|Also called||Willys Interlagos|
São Bernardo do Campo, Brazil
|Designer||Giovanni Michelotti & Phillipe Charles|
|Body and chassis|
|Body style||2-door Coupé<br /.2-door 2+2 Coupé<br /. 2-door Cabriolet|
|Engine||845 cc ohv water cooled I4 37 hp (28 kW) <br /.904 cc ohv water cooled I4 53 hp (40 kW) <br /.998 cc ohv water cooled I4|
|Transmission||3-speed manual <br /.4-speed manual<br /.5-speed manual|
|Wheelbase||2,100 mm (83 in)<br /.2,160 mm (85 in)|
|Length||3,700 mm (150 in)<br /. 3,780 mm (149 in)|
|Width||1,450 mm (57 in)|
|Height||1,270 mm (50 in)|
|Curb weight||530 kg (1,168 lb) /<br /. 600 kg (1,323 lb)|
The Alpine A108 was a light-weight glass-fibre bodied, rear-engined two-door coupé produced for a young competition-oriented Dieppe based Renault dealer called Jean Rédélé. The car replaced the Alpine A106 and was based on mechanical components from the Renault Dauphine.

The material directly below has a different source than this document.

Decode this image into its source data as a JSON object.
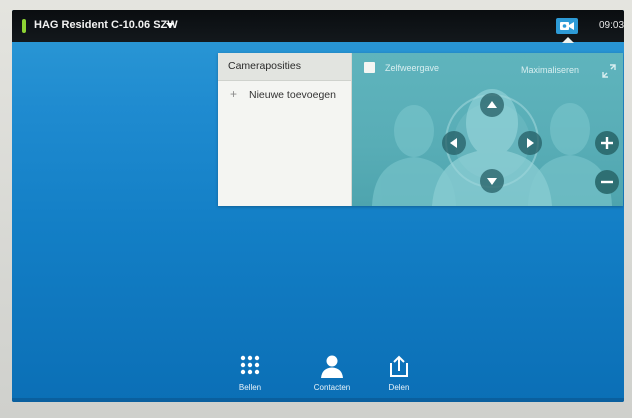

The Alpine 106 had taken its name from the first three digits of the four-digit homologation number of the old Renault 4CV on which the car was based. Applying the same logic the new car should have been called 109 because it used mechanical components from the newer Renault Dauphine which was registered under the French homologation number 1090, but instead the new car, which inherited many of its non-mechanical components from the 106, was given the name Alpine 108. In this form, where the 106 had used an engine from the Renault 4CV, the new model, as launched in 1957, used the Gordini version of the 845 cc engine fitted in the Dauphine.
1960 saw the introduction of an Alpine 108 cabriolet and a 2+2 coupé called the GT4. These versions were slightly longer than the original and featured a newly developed “beams and backbone” chassis with the beams at each end supporting cradles which carried respectively the engine at the rear and the steering mechanism at the front. This basic architecture would be used for Alpine sports cars until the Alpine A110 was phased out in 1977. These models, like the original coupé, were assembled by Chappe et Gessalin, but with a wheelbase lengthened by 7 cm. The mechanical elements were as before, with the Renault Dauphine engine offered in 845 or 904 cc form. By the time production of the 108 came to an end in 1965, fewer than 100 of these lengthened versions had been produced.
The 108 played an important part in the transformation of Alpine into a mainstream (though always low volume) car producer. In 1960 an upgraded version of the model known as the Berlinette Tour de France replaced the original “coach” version of the car. The obvious visual difference was at the front, where the headlights were now integrated into the front wing behind a windcheating perspex cover. This was the model offered in the show rooms from autumn 1960 and which continued in production until 1965, preparing the way for the commercially more successful A110.
The A108 was also produced in Brazil, thanks to an agreement with Willys-Overland. Renamed as Willys Interlagos, the model was built in three versions: berlineta, coupé, and convertible. The car also had a successful racing career. From 1962 to 1966, a total of 822 Interlagos were made in Santo Amaro, São Paulo.
- Alpine. Tous les modèles. Toutes les années, par Dominique Pascal. Massin éditeur. ISBN 2-7072-0204-5
- Ulrich Bethscheider-Kieser; Mike Riedner (Publisher.): Autos die Geschichte machten. Renault Alpine. Motorbuch Verlag, Stuttgart 1991, ISBN 978-3-613-01407-7, S. 156, DNB 911285024
- Christian Descombes, Alpine, Label bleu, série et compétition, éditions E.P.A.
- "Alpine-Renault A106". motorbase.com. Retrieved 2011-09-05.